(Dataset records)
# # #
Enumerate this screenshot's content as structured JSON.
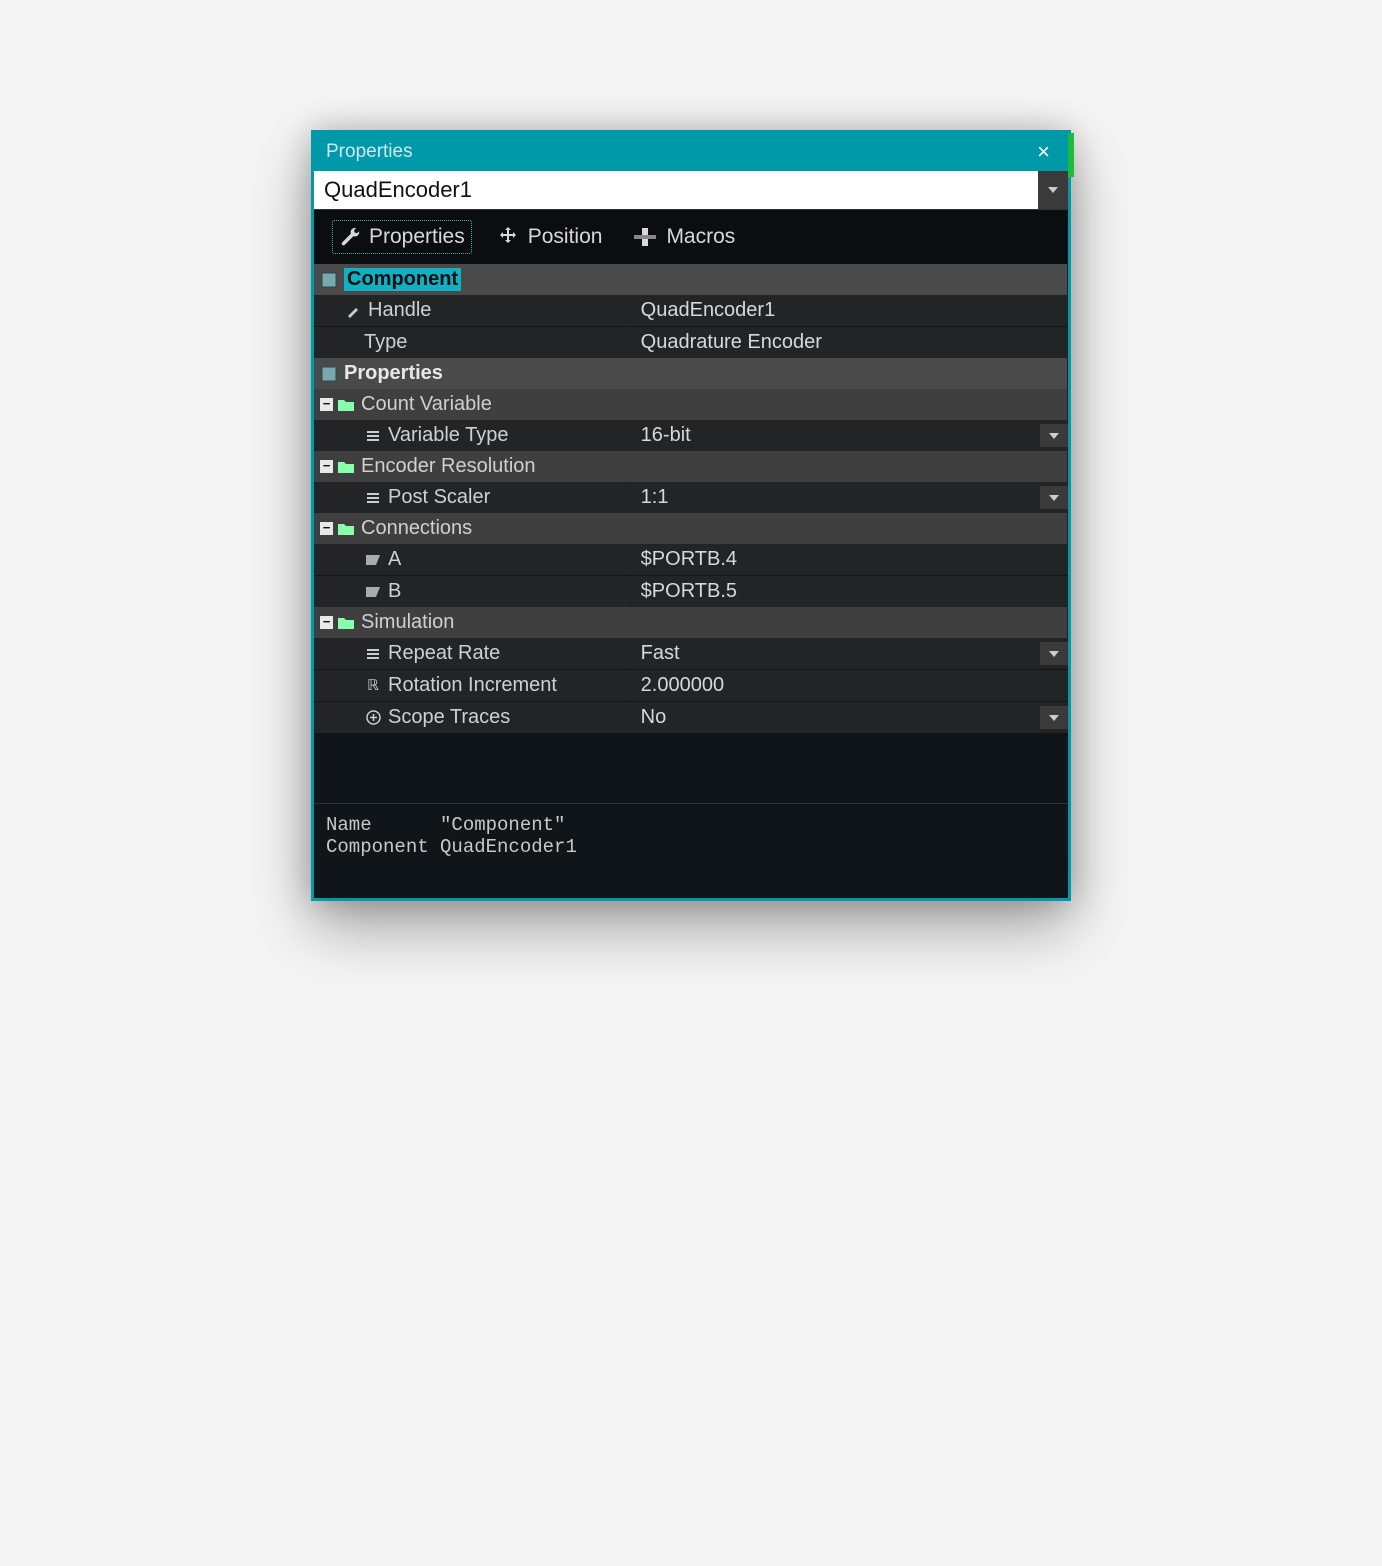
{
  "window": {
    "title": "Properties"
  },
  "selector": {
    "value": "QuadEncoder1"
  },
  "tabs": {
    "properties": "Properties",
    "position": "Position",
    "macros": "Macros"
  },
  "sections": {
    "component": {
      "label": "Component",
      "handle_label": "Handle",
      "handle_value": "QuadEncoder1",
      "type_label": "Type",
      "type_value": "Quadrature Encoder"
    },
    "properties": {
      "label": "Properties",
      "count_variable": {
        "label": "Count Variable",
        "variable_type_label": "Variable Type",
        "variable_type_value": "16-bit"
      },
      "encoder_resolution": {
        "label": "Encoder Resolution",
        "post_scaler_label": "Post Scaler",
        "post_scaler_value": "1:1"
      },
      "connections": {
        "label": "Connections",
        "a_label": "A",
        "a_value": "$PORTB.4",
        "b_label": "B",
        "b_value": "$PORTB.5"
      },
      "simulation": {
        "label": "Simulation",
        "repeat_rate_label": "Repeat Rate",
        "repeat_rate_value": "Fast",
        "rotation_increment_label": "Rotation Increment",
        "rotation_increment_value": "2.000000",
        "scope_traces_label": "Scope Traces",
        "scope_traces_value": "No"
      }
    }
  },
  "status": {
    "line1": "Name      \"Component\"",
    "line2": "Component QuadEncoder1"
  }
}
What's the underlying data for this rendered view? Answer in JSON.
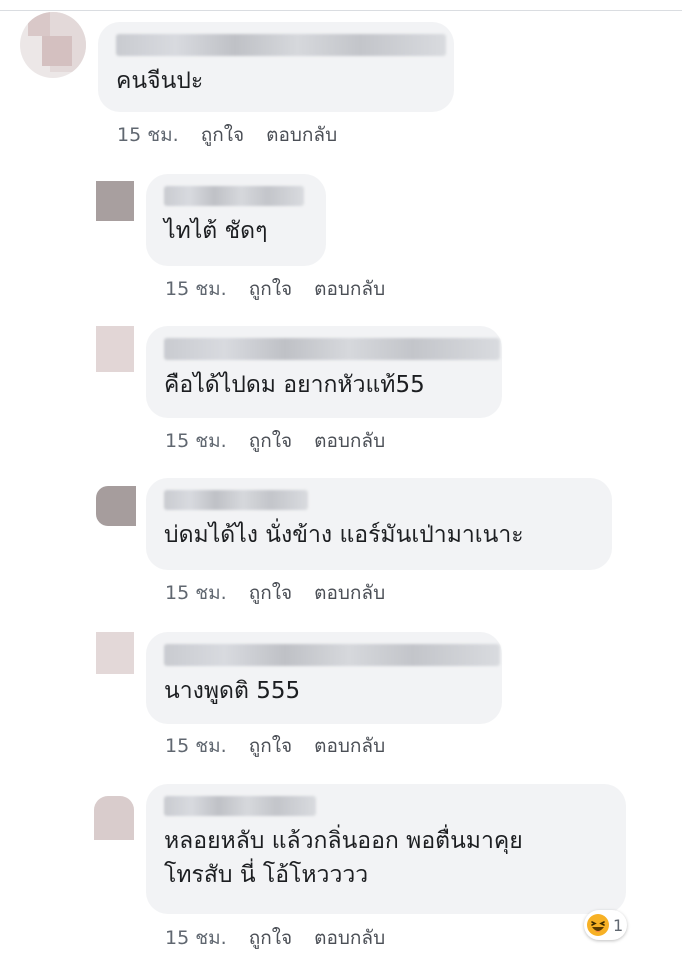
{
  "comments": [
    {
      "text": "คนจีนปะ",
      "time": "15 ชม.",
      "like": "ถูกใจ",
      "reply": "ตอบกลับ"
    },
    {
      "text": "ไทไต้ ชัดๆ",
      "time": "15 ชม.",
      "like": "ถูกใจ",
      "reply": "ตอบกลับ"
    },
    {
      "text": "คือได้ไปดม อยากหัวแท้55",
      "time": "15 ชม.",
      "like": "ถูกใจ",
      "reply": "ตอบกลับ"
    },
    {
      "text": "บ่ดมได้ไง นั่งข้าง แอร์มันเป่ามาเนาะ",
      "time": "15 ชม.",
      "like": "ถูกใจ",
      "reply": "ตอบกลับ"
    },
    {
      "text": "นางพูดติ 555",
      "time": "15 ชม.",
      "like": "ถูกใจ",
      "reply": "ตอบกลับ"
    },
    {
      "text_line1": "หลอยหลับ แล้วกลิ่นออก พอตื่นมาคุย",
      "text_line2": "โทรสับ นี่ โอ้โหวววว",
      "time": "15 ชม.",
      "like": "ถูกใจ",
      "reply": "ตอบกลับ",
      "reaction": {
        "icon": "haha-emoji-icon",
        "count": "1"
      }
    }
  ],
  "colors": {
    "bubble": "#f2f3f5",
    "text": "#1c1e21",
    "meta": "#4b4f56",
    "reaction_yellow": "#f7b125"
  }
}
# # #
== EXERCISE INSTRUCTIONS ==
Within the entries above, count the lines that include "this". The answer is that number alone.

== TASK SOLUTION ==
2